▸ **What to do**:
Word for word, please restate each record and pass over the pictures.
........
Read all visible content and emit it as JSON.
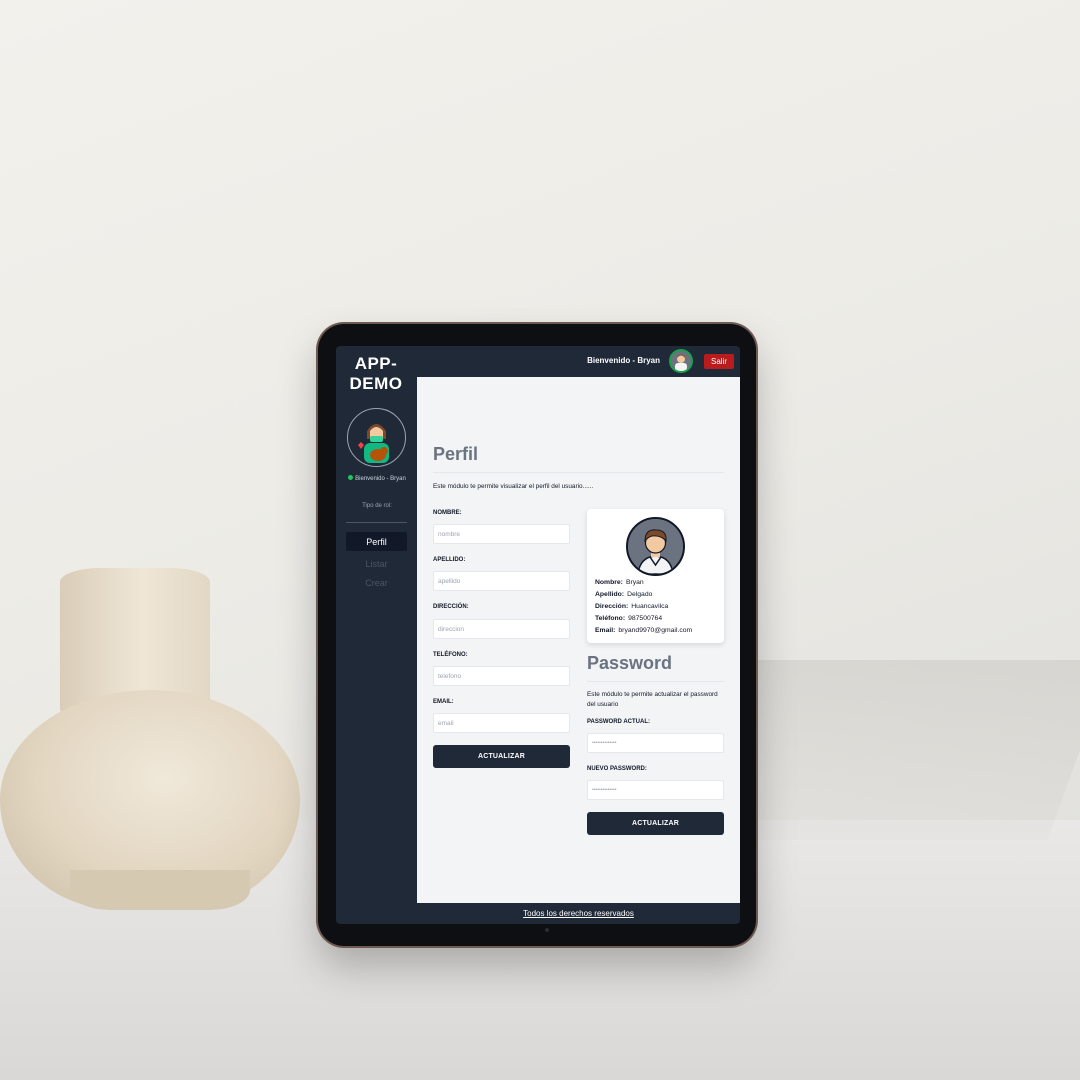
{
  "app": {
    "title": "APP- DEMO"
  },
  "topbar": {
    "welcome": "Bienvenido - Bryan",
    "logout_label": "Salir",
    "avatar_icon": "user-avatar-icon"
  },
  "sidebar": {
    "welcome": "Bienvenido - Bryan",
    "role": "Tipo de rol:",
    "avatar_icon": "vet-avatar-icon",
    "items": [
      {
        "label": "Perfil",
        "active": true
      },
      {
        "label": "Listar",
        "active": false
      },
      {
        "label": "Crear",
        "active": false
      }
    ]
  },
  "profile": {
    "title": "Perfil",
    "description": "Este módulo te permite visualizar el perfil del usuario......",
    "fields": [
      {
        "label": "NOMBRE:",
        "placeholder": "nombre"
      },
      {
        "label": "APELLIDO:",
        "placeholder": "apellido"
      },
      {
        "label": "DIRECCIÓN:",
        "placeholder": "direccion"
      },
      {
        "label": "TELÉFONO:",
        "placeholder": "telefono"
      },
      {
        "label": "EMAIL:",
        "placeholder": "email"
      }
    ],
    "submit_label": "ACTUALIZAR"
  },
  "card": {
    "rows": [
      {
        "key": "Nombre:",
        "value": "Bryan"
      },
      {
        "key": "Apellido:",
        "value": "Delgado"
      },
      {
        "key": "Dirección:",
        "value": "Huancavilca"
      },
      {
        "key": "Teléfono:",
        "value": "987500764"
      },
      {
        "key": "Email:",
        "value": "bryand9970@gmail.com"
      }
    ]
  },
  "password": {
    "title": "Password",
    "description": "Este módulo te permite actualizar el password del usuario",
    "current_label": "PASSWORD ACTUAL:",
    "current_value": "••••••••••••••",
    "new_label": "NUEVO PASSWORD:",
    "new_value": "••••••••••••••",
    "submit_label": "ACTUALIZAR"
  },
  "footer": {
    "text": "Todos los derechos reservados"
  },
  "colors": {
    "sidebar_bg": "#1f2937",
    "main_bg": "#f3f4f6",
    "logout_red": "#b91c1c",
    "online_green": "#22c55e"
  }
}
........
▸ **Response to this task**:
Read all visible content and emit it as JSON.
{
  "app": {
    "title": "APP- DEMO"
  },
  "topbar": {
    "welcome": "Bienvenido - Bryan",
    "logout_label": "Salir",
    "avatar_icon": "user-avatar-icon"
  },
  "sidebar": {
    "welcome": "Bienvenido - Bryan",
    "role": "Tipo de rol:",
    "avatar_icon": "vet-avatar-icon",
    "items": [
      {
        "label": "Perfil",
        "active": true
      },
      {
        "label": "Listar",
        "active": false
      },
      {
        "label": "Crear",
        "active": false
      }
    ]
  },
  "profile": {
    "title": "Perfil",
    "description": "Este módulo te permite visualizar el perfil del usuario......",
    "fields": [
      {
        "label": "NOMBRE:",
        "placeholder": "nombre"
      },
      {
        "label": "APELLIDO:",
        "placeholder": "apellido"
      },
      {
        "label": "DIRECCIÓN:",
        "placeholder": "direccion"
      },
      {
        "label": "TELÉFONO:",
        "placeholder": "telefono"
      },
      {
        "label": "EMAIL:",
        "placeholder": "email"
      }
    ],
    "submit_label": "ACTUALIZAR"
  },
  "card": {
    "rows": [
      {
        "key": "Nombre:",
        "value": "Bryan"
      },
      {
        "key": "Apellido:",
        "value": "Delgado"
      },
      {
        "key": "Dirección:",
        "value": "Huancavilca"
      },
      {
        "key": "Teléfono:",
        "value": "987500764"
      },
      {
        "key": "Email:",
        "value": "bryand9970@gmail.com"
      }
    ]
  },
  "password": {
    "title": "Password",
    "description": "Este módulo te permite actualizar el password del usuario",
    "current_label": "PASSWORD ACTUAL:",
    "current_value": "••••••••••••••",
    "new_label": "NUEVO PASSWORD:",
    "new_value": "••••••••••••••",
    "submit_label": "ACTUALIZAR"
  },
  "footer": {
    "text": "Todos los derechos reservados"
  },
  "colors": {
    "sidebar_bg": "#1f2937",
    "main_bg": "#f3f4f6",
    "logout_red": "#b91c1c",
    "online_green": "#22c55e"
  }
}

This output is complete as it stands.